Aveiro does indeed have canals along which ply the barcos moliceiros, the equivalents of gondolas, but there the similarity ends. Besides, Aveiro is interesting enough in its own right. This is Portugal, nao e
Barcos Moliceiros, Aveiro (photo: Christopher Page)
It used to be a major port at the mouth of the Rio Vouga but after that silted up a canal was dug in the 1800s to reopen the harbour and in the process the lagoon system known as the Ria de Aveiro was created. This was developed to produce salt, which with seaweed became the main business. The brightly painted barcos were used to collect the seaweed.
Camara Municipal and statue of Jose Magalhaes, Aveiro (photo: Christopher Page)
These industries are less important now but they're commemorated by statues of salt and seaweed workers on the main bridge over the Central Canal. Today many visit Aveiro and the Ria for the superb sea beaches, the Vista Alegre pottery or just to admire the fine buildings (many of them brasileiras, built by wealthy emigrantes returning from South America) or sample the local cuisine, especially enguias (eels) and mariscos (shellfish).
Central Canal, Aveiro (photo: Christopher Page)
The Ria extends to the charming small towns of Ovar to the north and Mira to the south. The narrow spit of land to the north west has superb beaches at Torrao do Lameiro and Sao Jacinto, and much of this area is a nature reserve. The beach at Mira is again spectacular.
Igreja da Misericordia, Aveiro (photo: Christopher Page)
For your accommodation we offer Mata
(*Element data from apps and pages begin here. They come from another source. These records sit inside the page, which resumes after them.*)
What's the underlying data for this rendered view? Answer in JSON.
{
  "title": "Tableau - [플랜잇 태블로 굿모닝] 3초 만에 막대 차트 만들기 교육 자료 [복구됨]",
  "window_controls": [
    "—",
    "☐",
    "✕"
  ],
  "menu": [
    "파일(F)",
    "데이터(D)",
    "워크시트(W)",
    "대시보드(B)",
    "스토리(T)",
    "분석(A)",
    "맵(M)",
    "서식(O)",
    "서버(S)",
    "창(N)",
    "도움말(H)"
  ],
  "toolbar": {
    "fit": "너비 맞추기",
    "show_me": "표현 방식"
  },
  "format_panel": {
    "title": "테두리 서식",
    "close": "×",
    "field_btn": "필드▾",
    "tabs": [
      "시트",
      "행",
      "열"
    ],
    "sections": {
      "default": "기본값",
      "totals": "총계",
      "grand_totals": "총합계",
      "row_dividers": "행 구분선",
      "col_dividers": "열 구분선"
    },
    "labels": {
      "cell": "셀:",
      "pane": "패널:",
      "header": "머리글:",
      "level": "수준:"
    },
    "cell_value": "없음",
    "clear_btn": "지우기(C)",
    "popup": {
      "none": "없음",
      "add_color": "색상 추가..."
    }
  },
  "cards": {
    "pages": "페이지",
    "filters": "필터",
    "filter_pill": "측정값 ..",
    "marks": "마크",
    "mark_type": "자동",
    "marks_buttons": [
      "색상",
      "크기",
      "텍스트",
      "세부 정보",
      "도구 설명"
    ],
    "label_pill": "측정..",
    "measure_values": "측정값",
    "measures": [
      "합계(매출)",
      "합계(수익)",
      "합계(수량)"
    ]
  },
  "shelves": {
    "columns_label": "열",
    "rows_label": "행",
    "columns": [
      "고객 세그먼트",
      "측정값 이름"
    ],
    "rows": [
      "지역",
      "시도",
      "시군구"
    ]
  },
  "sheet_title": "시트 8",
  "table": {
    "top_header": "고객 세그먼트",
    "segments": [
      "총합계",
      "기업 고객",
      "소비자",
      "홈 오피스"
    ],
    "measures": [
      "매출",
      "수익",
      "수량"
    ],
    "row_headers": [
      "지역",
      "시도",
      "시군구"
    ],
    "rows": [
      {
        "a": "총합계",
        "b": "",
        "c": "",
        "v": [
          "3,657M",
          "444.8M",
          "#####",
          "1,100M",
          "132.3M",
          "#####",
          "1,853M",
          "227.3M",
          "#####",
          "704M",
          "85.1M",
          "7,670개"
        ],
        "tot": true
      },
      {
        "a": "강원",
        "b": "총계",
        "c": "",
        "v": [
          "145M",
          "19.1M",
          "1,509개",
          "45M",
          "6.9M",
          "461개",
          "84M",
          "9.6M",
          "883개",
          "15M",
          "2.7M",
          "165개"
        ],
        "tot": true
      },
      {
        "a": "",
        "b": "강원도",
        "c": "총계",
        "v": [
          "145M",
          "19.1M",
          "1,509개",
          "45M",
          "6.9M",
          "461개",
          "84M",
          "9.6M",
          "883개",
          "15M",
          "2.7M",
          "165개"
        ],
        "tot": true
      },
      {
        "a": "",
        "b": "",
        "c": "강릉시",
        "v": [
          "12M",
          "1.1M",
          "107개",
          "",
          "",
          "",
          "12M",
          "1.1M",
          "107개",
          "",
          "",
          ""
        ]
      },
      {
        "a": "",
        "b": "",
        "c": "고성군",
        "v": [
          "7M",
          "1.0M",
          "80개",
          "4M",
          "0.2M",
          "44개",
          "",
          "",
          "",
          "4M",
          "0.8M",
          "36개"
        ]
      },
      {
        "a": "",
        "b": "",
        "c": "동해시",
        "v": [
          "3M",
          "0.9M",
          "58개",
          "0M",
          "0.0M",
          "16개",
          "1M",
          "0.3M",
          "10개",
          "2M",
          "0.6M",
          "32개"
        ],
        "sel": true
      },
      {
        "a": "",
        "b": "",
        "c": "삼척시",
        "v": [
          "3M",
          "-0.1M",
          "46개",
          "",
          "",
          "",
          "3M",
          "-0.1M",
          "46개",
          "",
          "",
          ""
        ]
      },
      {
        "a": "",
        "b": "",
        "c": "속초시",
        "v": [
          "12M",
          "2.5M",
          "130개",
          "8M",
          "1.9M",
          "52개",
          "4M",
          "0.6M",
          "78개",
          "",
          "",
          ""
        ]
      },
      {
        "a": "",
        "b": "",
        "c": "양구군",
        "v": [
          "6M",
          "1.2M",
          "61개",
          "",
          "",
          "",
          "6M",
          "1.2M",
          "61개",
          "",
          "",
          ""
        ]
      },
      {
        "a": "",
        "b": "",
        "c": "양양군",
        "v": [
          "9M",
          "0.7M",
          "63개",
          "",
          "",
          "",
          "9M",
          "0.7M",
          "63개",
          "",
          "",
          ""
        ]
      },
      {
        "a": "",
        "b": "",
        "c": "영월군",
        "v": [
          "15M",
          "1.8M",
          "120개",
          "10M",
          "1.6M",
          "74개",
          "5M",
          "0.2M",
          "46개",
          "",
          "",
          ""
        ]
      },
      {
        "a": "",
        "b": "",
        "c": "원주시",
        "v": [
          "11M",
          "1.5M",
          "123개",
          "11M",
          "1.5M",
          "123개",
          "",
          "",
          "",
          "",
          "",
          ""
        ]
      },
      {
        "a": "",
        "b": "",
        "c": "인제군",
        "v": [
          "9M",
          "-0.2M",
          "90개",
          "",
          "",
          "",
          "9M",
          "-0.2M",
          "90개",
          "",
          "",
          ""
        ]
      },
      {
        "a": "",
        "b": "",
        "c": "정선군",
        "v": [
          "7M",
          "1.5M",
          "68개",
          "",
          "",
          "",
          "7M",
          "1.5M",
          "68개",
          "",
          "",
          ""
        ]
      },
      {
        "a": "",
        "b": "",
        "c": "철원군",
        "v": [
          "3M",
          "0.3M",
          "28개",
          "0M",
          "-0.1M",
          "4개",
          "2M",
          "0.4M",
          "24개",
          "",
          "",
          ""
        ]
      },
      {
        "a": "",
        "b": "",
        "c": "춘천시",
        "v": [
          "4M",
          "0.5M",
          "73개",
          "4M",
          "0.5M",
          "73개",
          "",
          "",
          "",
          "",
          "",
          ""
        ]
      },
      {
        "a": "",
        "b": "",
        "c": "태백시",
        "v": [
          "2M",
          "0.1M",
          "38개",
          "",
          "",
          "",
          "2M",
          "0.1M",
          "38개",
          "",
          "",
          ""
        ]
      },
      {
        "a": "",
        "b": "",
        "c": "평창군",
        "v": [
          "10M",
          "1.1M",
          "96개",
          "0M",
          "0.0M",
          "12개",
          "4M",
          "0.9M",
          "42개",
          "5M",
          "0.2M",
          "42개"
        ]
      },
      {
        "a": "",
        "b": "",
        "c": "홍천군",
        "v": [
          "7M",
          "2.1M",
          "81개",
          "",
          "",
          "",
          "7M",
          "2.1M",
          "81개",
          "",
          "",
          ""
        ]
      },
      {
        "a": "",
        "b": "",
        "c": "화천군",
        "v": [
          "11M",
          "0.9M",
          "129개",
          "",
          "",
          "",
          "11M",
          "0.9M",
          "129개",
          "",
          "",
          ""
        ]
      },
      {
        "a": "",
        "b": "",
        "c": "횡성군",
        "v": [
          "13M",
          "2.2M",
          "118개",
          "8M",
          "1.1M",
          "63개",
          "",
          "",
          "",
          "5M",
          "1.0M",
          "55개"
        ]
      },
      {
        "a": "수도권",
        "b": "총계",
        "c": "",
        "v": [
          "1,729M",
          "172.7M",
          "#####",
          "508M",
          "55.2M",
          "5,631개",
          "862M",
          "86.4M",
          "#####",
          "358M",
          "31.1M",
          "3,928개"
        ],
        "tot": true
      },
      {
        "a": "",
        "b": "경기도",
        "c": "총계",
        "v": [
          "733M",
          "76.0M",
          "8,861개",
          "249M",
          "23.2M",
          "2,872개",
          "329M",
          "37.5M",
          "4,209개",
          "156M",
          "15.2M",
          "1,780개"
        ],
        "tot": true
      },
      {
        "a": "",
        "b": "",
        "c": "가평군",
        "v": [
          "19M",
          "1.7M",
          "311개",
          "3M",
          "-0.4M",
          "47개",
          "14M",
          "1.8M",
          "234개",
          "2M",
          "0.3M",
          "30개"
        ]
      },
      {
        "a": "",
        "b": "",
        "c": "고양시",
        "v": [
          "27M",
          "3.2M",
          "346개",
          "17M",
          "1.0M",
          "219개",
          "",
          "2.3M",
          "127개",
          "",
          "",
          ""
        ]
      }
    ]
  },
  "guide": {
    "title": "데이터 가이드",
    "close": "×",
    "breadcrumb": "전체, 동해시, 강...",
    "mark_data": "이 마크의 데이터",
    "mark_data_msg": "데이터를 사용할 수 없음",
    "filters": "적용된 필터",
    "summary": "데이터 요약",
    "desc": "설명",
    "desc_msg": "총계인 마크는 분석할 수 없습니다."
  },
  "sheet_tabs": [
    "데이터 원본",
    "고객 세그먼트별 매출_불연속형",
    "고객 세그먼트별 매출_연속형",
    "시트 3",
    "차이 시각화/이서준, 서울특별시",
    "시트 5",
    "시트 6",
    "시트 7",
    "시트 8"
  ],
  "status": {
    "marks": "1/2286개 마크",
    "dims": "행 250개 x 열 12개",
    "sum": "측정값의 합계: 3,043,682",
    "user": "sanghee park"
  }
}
, our villa for 6 at Torreira, near Ovar.
Typical street, Aveiro (photo: Christopher Page)
Do please contact us
with any queries.